Throughout Jerusalem, you see the word “Shalom,” meaning peace. This Hebrew word means much more than the absence of conflict; it signifies a presence, something added to our fragmented lives to make them complete. During my visits to Israel, I often saw the English word “Peace” written beside the Hebrew word “Shalom” and the Arabic “Salam.” I find this beautiful—the same prayer offered in three great languages.
In whatever way you say the word, the psalmist encourages us to pray for the peace of Jerusalem. In light of all the discord and division in our world, the dream of peace is still a cry that should echo in our prayers daily. Jesus wanted to embrace Jerusalem with peace so long ago, and his death and resurrection there showed the way of the peace God offers everyone. There is no enmity between us and God. We are at peace.
God calls us to work for peace in whatever city or town we find ourselves in. The world longs for deep peace and wholeness for all people and all creation. God is at peace with us, even if we don’t realize it. God also calls us to be at peace with the world around us. This psalm is a song of joy, of gathering, for all who want to find peace. We are pilgrims in this world. We deserve and need the Shalom, the Salam, the Peace that has filled the prayers of generations.
How do you define peace? In what ways can you work with God to create a more peace-filled world?

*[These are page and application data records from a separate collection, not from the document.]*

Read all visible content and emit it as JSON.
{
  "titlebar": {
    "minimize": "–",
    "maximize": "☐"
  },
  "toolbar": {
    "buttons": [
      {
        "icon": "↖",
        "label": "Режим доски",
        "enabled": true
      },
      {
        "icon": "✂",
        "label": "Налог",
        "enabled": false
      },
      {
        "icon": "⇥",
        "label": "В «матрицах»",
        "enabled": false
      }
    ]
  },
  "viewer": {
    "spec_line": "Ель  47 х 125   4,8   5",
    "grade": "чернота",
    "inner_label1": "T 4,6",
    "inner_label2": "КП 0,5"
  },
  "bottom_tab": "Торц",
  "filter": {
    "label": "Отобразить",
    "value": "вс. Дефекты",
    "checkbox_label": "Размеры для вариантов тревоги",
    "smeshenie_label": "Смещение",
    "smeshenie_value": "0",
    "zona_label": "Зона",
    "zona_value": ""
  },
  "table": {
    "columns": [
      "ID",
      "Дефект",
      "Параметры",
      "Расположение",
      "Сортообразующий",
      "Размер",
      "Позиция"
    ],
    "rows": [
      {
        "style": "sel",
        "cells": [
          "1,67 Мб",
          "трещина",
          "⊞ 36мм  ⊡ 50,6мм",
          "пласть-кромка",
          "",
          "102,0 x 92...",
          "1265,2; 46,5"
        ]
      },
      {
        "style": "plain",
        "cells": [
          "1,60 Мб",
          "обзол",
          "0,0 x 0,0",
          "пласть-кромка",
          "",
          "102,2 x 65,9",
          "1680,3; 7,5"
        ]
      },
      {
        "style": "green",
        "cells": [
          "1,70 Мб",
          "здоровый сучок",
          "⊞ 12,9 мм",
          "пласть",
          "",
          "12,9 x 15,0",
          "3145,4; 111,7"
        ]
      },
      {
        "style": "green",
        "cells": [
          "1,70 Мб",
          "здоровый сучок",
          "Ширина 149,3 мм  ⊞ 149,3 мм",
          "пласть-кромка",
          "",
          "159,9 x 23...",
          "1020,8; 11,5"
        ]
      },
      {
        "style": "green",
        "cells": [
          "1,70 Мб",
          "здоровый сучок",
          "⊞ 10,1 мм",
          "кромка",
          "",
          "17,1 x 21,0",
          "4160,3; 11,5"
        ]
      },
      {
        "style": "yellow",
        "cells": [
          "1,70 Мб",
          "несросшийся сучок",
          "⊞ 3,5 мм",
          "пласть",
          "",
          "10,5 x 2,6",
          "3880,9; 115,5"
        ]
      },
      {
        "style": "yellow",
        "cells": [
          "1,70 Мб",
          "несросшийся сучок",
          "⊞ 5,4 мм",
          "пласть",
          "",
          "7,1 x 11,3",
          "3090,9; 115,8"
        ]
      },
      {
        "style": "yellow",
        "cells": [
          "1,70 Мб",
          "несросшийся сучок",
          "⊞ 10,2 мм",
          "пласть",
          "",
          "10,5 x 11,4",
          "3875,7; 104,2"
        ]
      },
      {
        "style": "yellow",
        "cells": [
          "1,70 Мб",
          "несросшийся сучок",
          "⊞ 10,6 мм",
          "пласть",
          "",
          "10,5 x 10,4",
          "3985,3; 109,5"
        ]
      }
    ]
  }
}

Lord, grant me peace in this moment of my life and help me to pray and work for the peace of all in your world, including Jerusalem. Amen.